Charity Scams

Charities use a wide variety of methods to solicit charitable donations. Many legitimate charities are able to use email, social media, and Internet fundraising pages to lower costs and access donors. However, these technologies also make it easier for fraudsters to pose as legitimate charities and exploit the generosity of donors. To make sure you are donating to a legitimate charity: 

  1. Never give on impulse. Never give in to high-pressure requests for contributions or donations. Legitimate charities will not pressure you for an immediate donation and are happy to provide information about their charity for you to review and share with neighbors, friends and family. 
  2. Do your research. Always obtain written information (including annual reports) about the charity before you donate. Always make sure you know how your donation is distributed. Always know how much of your donation will actually go to the charity itself (versus administrative costs). 
  3. Know who is asking. Always ask the fundraiser if they are a volunteer or a paid fundraiser. Always ask for information in writing of how much the fundraiser will keep of the donations collected and how much will actually go to the charity. Be wary of words like "majority, large, most of, large percent, administrative costs, processing fees, handling, etc."
  4. Avoid paying cash. Pay charities by credit card payment or by check that is payable to the fund, not to an individual, and donate directly to the organization either in person (at an event sponsored by the charity) or through the United States Postal Service.

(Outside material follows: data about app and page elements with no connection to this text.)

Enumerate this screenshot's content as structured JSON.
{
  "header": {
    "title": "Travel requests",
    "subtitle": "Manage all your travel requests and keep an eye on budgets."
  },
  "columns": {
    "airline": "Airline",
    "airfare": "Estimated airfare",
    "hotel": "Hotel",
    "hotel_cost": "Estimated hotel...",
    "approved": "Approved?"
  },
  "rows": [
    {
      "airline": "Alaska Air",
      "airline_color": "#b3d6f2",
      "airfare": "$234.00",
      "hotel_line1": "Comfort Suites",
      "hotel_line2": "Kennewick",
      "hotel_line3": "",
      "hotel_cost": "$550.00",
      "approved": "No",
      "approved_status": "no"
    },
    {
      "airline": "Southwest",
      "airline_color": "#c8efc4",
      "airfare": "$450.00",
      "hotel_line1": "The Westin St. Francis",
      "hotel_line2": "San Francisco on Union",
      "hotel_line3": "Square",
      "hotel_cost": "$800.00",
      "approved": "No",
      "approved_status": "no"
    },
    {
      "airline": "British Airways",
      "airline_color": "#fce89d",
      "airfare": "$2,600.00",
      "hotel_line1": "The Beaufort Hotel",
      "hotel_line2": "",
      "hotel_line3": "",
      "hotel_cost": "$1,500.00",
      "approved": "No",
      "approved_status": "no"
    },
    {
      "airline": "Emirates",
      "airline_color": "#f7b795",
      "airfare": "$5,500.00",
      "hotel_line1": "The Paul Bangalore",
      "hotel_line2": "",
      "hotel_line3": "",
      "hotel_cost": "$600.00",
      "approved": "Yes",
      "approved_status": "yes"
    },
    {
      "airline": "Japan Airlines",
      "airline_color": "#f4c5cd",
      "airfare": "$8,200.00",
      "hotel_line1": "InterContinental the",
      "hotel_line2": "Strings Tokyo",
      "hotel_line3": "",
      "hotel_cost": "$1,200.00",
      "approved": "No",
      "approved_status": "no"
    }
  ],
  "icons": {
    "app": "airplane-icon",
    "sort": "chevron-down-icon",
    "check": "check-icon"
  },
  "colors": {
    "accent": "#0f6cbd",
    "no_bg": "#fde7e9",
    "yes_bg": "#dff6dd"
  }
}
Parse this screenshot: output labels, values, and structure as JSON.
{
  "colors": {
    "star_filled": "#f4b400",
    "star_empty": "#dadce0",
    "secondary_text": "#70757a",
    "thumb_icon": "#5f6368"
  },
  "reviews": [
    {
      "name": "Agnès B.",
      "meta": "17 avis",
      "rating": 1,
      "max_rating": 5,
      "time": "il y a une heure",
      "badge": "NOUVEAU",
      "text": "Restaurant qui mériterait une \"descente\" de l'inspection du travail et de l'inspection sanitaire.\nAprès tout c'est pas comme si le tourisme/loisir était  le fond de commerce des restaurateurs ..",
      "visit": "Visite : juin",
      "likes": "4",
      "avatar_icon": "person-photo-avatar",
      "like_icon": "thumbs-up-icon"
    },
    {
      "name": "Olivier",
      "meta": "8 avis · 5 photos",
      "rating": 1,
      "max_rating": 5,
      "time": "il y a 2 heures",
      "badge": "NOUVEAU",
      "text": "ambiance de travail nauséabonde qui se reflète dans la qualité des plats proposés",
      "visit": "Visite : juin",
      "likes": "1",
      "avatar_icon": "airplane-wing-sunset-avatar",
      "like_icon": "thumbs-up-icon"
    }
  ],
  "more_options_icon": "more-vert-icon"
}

Never give a donation to a charity that (a) offers to take your donation directly from your account, such as an automatic debit; (b) encourages you to send a donation by courier/overnight express; or (c) asks you to wire your donation.
  5. Avoid copycats. Watch out for charities with names that sound similar to well-known organizations or charities. Sometimes these sound-alike names are simply intended to confuse donors. Also be cautious of “look-alike” websites. These fraudulent websites will often ask for personal financial information or may download harmful malware into your computer.
  6. Check with the charity. If you receive an email or text message asking for a donation, confirm that the request is from the charity, and not an imposter, by contacting the charity or visiting its website. Likewise, don’t assume that charity recommendations on Facebook, blogs, or other social media have already been vetted. Research the charity yourself.
  7. Keep personal information private. Never give out personal information, such as your birth date, social security number, credit card number, checking account number or any financial information to a solicitor either by telephone, mail or door-to-door.
  8. Know the difference between "tax deductible" and "tax exempt." Tax deductible means you can deduct your donation on your federal income tax return. Tax exempt means the charity does not have to pay taxes. Even if a charity is tax exempt, your donation may not be tax deductible. If you would like a tax deduction, ask the charity for a receipt showing the amount of the contribution and stating that your donation is tax deductible. For more tax information regarding charitable contributions visit

Use the following links to learn more about charities and fundraising, or to research a charity online:

Federal Trade Commission at: or 
Better Business Bureau at:

Been scammed?
File a complaint today.

The Attorney General’s Office is here to help. If you believe you are the victim of a consumer scam or fraud, file a consumer complaint online right now. You can also call:

Phoenix: (602) 542-5763

Tucson: (520) 628-6648

Outside metro areas: (800) 352-8431

Bilingual consumer protection staff is available to assist.